* _Exercise_
Please write out every entry below, word for word.
** Records supplied follows **
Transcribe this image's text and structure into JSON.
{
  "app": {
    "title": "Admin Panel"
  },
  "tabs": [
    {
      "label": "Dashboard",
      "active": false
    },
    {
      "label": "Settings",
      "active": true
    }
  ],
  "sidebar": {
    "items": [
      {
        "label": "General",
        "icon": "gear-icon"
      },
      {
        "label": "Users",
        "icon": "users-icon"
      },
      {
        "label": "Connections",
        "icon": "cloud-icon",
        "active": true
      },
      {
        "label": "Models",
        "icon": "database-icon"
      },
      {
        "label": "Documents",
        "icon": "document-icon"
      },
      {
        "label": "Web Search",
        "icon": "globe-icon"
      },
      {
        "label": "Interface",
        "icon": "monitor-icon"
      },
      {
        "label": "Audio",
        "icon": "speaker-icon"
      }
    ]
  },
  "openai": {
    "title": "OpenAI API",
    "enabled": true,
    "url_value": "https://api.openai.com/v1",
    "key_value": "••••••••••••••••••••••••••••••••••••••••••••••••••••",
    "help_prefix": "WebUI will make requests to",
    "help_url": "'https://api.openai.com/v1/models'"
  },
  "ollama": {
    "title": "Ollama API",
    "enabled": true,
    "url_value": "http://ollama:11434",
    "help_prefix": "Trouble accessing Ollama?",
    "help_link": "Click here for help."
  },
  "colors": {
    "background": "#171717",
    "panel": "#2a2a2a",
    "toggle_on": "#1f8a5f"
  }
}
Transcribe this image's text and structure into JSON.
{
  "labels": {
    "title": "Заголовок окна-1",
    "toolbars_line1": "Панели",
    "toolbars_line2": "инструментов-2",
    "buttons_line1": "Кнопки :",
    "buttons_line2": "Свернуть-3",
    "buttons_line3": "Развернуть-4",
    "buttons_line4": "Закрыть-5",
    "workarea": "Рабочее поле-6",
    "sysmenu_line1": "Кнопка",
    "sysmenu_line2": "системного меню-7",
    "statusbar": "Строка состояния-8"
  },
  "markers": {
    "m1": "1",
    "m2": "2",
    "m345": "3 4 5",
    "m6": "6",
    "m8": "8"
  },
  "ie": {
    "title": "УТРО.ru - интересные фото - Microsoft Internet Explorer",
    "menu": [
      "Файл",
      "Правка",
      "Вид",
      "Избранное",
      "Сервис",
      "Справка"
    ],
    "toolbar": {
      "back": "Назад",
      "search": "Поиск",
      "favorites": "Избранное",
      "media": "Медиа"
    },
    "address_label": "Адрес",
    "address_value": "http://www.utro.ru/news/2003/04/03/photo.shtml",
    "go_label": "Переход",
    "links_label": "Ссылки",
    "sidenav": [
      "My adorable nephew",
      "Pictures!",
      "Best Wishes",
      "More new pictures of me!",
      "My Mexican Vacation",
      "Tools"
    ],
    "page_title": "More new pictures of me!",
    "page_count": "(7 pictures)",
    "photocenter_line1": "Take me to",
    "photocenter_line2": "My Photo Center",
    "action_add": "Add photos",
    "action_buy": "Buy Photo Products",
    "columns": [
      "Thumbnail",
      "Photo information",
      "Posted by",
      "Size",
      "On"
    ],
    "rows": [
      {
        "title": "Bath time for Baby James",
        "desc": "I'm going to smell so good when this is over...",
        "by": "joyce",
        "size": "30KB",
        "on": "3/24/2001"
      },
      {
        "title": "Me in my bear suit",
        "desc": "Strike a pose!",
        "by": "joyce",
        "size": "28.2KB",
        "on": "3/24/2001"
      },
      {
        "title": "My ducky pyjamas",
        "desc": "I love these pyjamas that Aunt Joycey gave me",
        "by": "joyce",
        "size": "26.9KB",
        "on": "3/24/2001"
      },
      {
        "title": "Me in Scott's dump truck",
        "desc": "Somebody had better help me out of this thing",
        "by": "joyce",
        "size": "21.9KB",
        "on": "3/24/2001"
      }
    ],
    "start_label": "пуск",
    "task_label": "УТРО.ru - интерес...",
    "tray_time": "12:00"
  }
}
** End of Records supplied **
* _Response area_
Transcribe this image's text and structure into JSON.
{
  "app": {
    "title": "Admin Panel"
  },
  "tabs": [
    {
      "label": "Dashboard",
      "active": false
    },
    {
      "label": "Settings",
      "active": true
    }
  ],
  "sidebar": {
    "items": [
      {
        "label": "General",
        "icon": "gear-icon"
      },
      {
        "label": "Users",
        "icon": "users-icon"
      },
      {
        "label": "Connections",
        "icon": "cloud-icon",
        "active": true
      },
      {
        "label": "Models",
        "icon": "database-icon"
      },
      {
        "label": "Documents",
        "icon": "document-icon"
      },
      {
        "label": "Web Search",
        "icon": "globe-icon"
      },
      {
        "label": "Interface",
        "icon": "monitor-icon"
      },
      {
        "label": "Audio",
        "icon": "speaker-icon"
      }
    ]
  },
  "openai": {
    "title": "OpenAI API",
    "enabled": true,
    "url_value": "https://api.openai.com/v1",
    "key_value": "••••••••••••••••••••••••••••••••••••••••••••••••••••",
    "help_prefix": "WebUI will make requests to",
    "help_url": "'https://api.openai.com/v1/models'"
  },
  "ollama": {
    "title": "Ollama API",
    "enabled": true,
    "url_value": "http://ollama:11434",
    "help_prefix": "Trouble accessing Ollama?",
    "help_link": "Click here for help."
  },
  "colors": {
    "background": "#171717",
    "panel": "#2a2a2a",
    "toggle_on": "#1f8a5f"
  }
}
Transcribe this image's text and structure into JSON.
{
  "labels": {
    "title": "Заголовок окна-1",
    "toolbars_line1": "Панели",
    "toolbars_line2": "инструментов-2",
    "buttons_line1": "Кнопки :",
    "buttons_line2": "Свернуть-3",
    "buttons_line3": "Развернуть-4",
    "buttons_line4": "Закрыть-5",
    "workarea": "Рабочее поле-6",
    "sysmenu_line1": "Кнопка",
    "sysmenu_line2": "системного меню-7",
    "statusbar": "Строка состояния-8"
  },
  "markers": {
    "m1": "1",
    "m2": "2",
    "m345": "3 4 5",
    "m6": "6",
    "m8": "8"
  },
  "ie": {
    "title": "УТРО.ru - интересные фото - Microsoft Internet Explorer",
    "menu": [
      "Файл",
      "Правка",
      "Вид",
      "Избранное",
      "Сервис",
      "Справка"
    ],
    "toolbar": {
      "back": "Назад",
      "search": "Поиск",
      "favorites": "Избранное",
      "media": "Медиа"
    },
    "address_label": "Адрес",
    "address_value": "http://www.utro.ru/news/2003/04/03/photo.shtml",
    "go_label": "Переход",
    "links_label": "Ссылки",
    "sidenav": [
      "My adorable nephew",
      "Pictures!",
      "Best Wishes",
      "More new pictures of me!",
      "My Mexican Vacation",
      "Tools"
    ],
    "page_title": "More new pictures of me!",
    "page_count": "(7 pictures)",
    "photocenter_line1": "Take me to",
    "photocenter_line2": "My Photo Center",
    "action_add": "Add photos",
    "action_buy": "Buy Photo Products",
    "columns": [
      "Thumbnail",
      "Photo information",
      "Posted by",
      "Size",
      "On"
    ],
    "rows": [
      {
        "title": "Bath time for Baby James",
        "desc": "I'm going to smell so good when this is over...",
        "by": "joyce",
        "size": "30KB",
        "on": "3/24/2001"
      },
      {
        "title": "Me in my bear suit",
        "desc": "Strike a pose!",
        "by": "joyce",
        "size": "28.2KB",
        "on": "3/24/2001"
      },
      {
        "title": "My ducky pyjamas",
        "desc": "I love these pyjamas that Aunt Joycey gave me",
        "by": "joyce",
        "size": "26.9KB",
        "on": "3/24/2001"
      },
      {
        "title": "Me in Scott's dump truck",
        "desc": "Somebody had better help me out of this thing",
        "by": "joyce",
        "size": "21.9KB",
        "on": "3/24/2001"
      }
    ],
    "start_label": "пуск",
    "task_label": "УТРО.ru - интерес...",
    "tray_time": "12:00"
  }
}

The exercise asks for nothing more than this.